→ **WORK TO COMPLETE**
Please state how many lines of the records hold the string "time", giving nothing but the number.

(Page and application data records)
[Start of Attachment]

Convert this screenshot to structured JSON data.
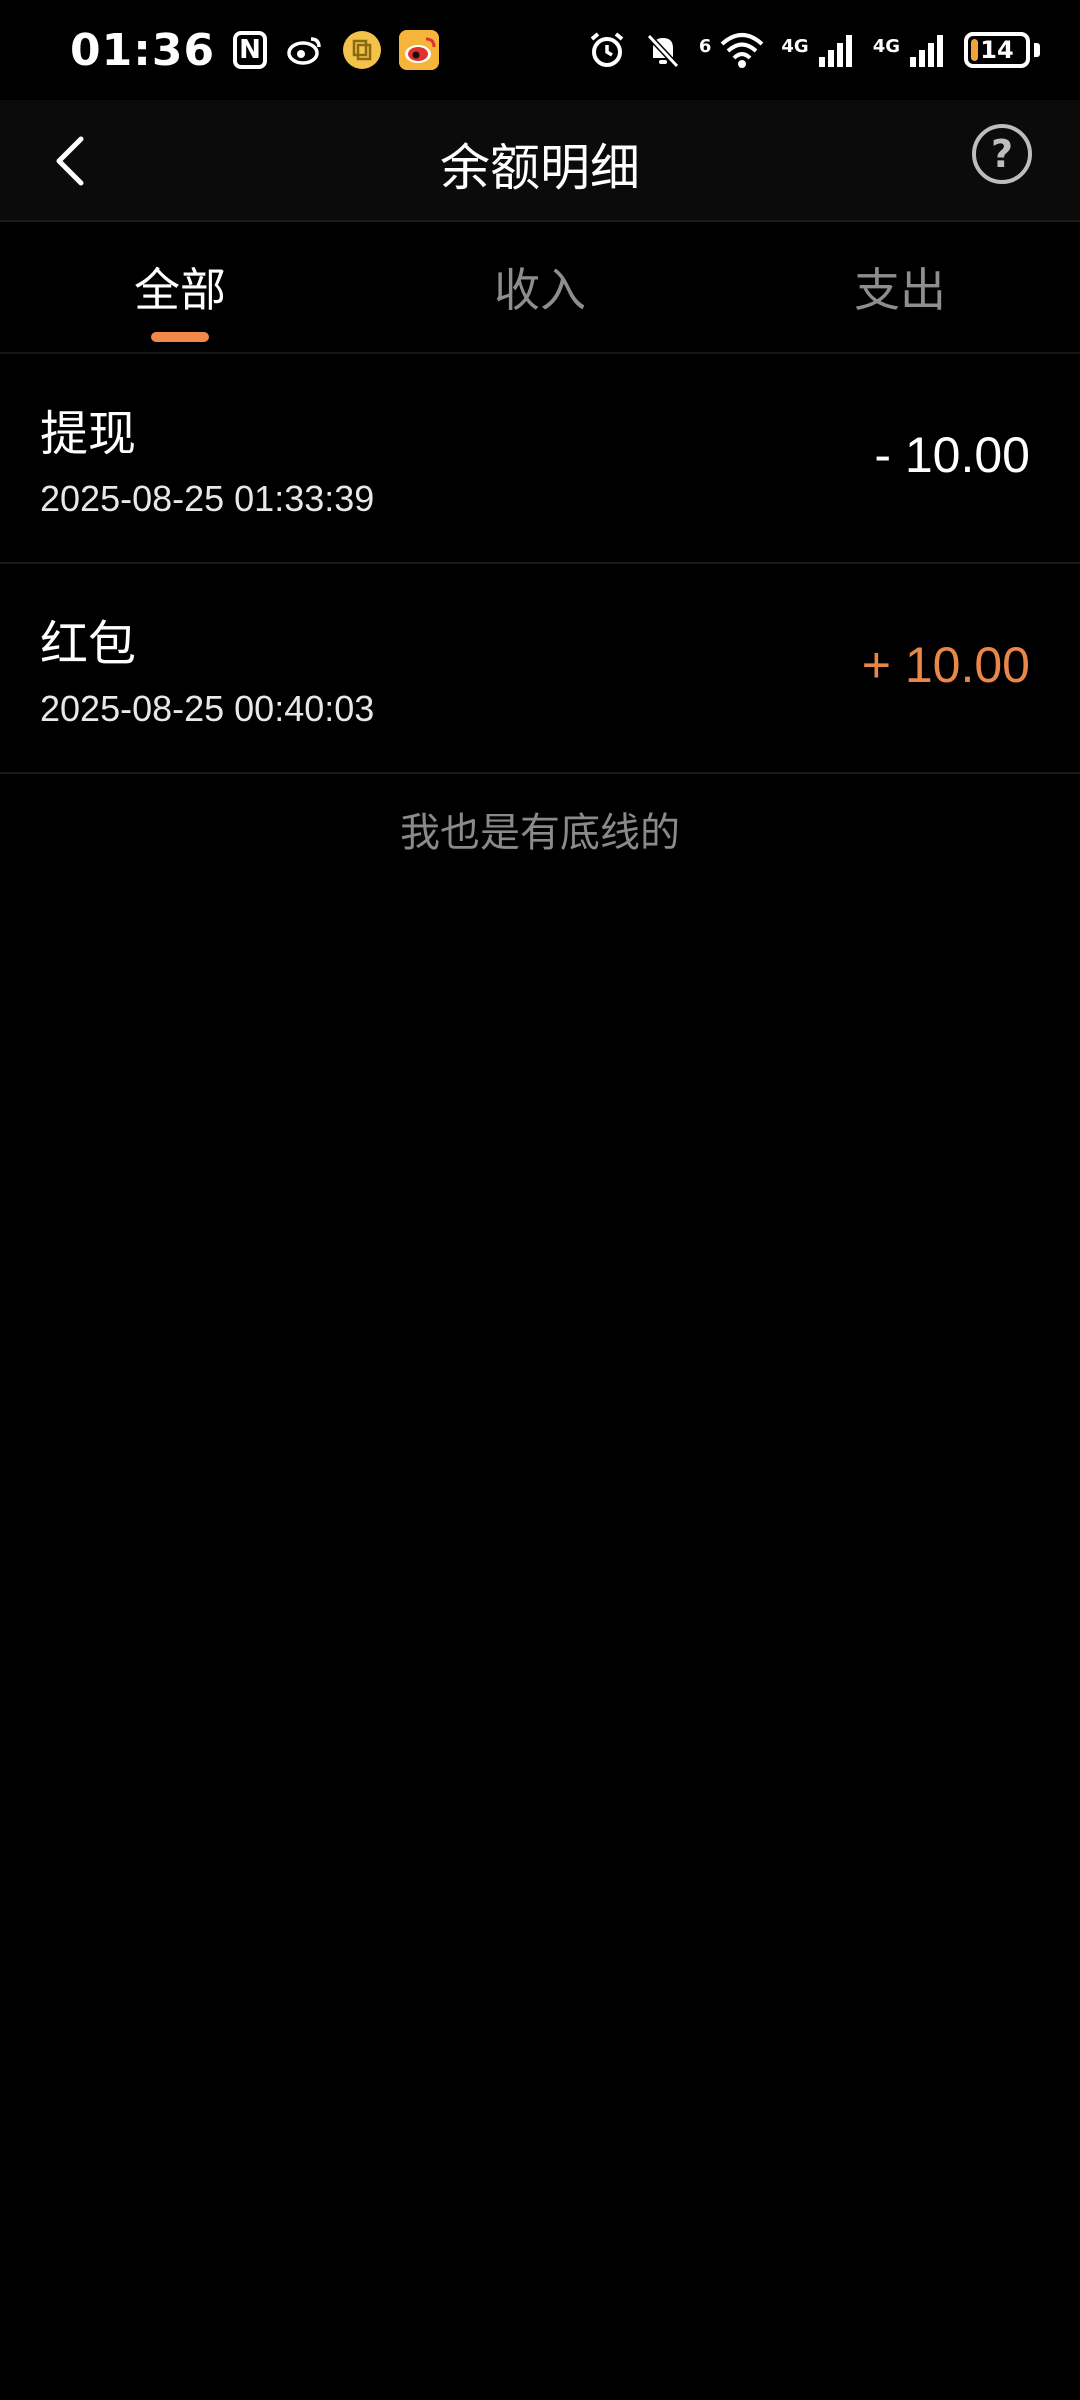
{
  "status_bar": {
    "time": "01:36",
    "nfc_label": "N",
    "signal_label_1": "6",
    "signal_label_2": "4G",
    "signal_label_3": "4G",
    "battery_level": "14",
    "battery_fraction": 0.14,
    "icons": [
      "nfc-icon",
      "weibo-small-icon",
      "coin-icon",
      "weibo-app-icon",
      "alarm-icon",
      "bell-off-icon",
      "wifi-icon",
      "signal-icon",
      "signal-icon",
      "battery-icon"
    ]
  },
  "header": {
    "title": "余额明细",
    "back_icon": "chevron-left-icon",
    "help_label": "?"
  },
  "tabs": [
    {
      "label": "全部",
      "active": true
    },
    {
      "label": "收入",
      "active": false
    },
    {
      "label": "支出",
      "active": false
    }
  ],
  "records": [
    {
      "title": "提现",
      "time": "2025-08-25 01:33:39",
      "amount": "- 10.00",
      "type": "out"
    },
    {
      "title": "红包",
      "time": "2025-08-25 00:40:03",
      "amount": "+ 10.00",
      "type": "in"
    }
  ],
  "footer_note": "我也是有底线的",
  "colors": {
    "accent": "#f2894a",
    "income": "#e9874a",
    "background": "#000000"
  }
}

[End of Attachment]

→ **RESPONSE**
3